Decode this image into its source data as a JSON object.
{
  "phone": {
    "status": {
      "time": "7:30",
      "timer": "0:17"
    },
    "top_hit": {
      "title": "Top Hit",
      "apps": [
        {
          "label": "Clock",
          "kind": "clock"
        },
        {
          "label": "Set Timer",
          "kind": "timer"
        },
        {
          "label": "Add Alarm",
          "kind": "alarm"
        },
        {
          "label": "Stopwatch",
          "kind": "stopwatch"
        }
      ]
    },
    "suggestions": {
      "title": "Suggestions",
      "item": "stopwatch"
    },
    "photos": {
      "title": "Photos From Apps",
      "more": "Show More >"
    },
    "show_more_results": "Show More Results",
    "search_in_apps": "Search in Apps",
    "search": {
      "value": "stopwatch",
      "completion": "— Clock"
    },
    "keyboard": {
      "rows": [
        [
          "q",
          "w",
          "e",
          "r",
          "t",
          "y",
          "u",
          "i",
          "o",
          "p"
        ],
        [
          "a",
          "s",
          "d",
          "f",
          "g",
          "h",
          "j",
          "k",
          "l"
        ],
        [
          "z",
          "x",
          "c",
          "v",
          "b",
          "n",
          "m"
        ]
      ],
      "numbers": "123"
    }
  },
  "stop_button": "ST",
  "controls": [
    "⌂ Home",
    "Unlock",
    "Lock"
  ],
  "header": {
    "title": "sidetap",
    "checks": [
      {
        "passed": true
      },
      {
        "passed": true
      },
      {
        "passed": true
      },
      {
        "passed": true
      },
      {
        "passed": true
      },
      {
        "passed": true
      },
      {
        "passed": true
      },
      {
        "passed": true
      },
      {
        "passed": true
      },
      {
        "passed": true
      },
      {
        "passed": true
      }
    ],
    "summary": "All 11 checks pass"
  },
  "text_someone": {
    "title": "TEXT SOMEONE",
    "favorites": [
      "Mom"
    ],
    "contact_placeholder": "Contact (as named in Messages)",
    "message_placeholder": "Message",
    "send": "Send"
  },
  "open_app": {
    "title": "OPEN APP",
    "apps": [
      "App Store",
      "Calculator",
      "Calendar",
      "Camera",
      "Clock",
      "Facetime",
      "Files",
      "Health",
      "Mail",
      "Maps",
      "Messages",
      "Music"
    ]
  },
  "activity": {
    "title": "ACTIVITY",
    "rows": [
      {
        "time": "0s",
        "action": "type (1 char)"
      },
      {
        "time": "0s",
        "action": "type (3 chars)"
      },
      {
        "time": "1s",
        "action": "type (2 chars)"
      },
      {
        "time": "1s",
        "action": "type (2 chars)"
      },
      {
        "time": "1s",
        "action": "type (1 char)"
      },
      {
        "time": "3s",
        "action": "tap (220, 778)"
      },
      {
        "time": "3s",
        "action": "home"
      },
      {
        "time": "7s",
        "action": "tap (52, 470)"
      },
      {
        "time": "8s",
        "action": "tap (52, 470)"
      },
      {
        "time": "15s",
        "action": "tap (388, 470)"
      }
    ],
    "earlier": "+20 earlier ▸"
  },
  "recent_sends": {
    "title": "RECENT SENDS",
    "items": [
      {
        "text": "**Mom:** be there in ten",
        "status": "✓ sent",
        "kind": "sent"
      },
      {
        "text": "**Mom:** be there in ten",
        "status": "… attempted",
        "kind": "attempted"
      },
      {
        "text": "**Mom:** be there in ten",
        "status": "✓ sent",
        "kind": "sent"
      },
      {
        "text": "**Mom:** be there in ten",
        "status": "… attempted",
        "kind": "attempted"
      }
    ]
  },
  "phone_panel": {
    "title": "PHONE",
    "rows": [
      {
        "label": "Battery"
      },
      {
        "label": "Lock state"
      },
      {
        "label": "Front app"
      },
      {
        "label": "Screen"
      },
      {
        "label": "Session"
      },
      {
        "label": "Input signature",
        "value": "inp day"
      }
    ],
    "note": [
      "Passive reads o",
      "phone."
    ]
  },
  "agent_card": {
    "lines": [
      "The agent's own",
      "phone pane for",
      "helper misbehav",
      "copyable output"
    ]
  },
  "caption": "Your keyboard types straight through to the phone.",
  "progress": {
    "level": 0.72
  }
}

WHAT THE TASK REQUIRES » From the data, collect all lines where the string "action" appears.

RESPONSE »
        "action": "type (1 char)"
        "action": "type (3 chars)"
        "action": "type (2 chars)"
        "action": "type (2 chars)"
        "action": "type (1 char)"
        "action": "tap (220, 778)"
        "action": "home"
        "action": "tap (52, 470)"
        "action": "tap (52, 470)"
        "action": "tap (388, 470)"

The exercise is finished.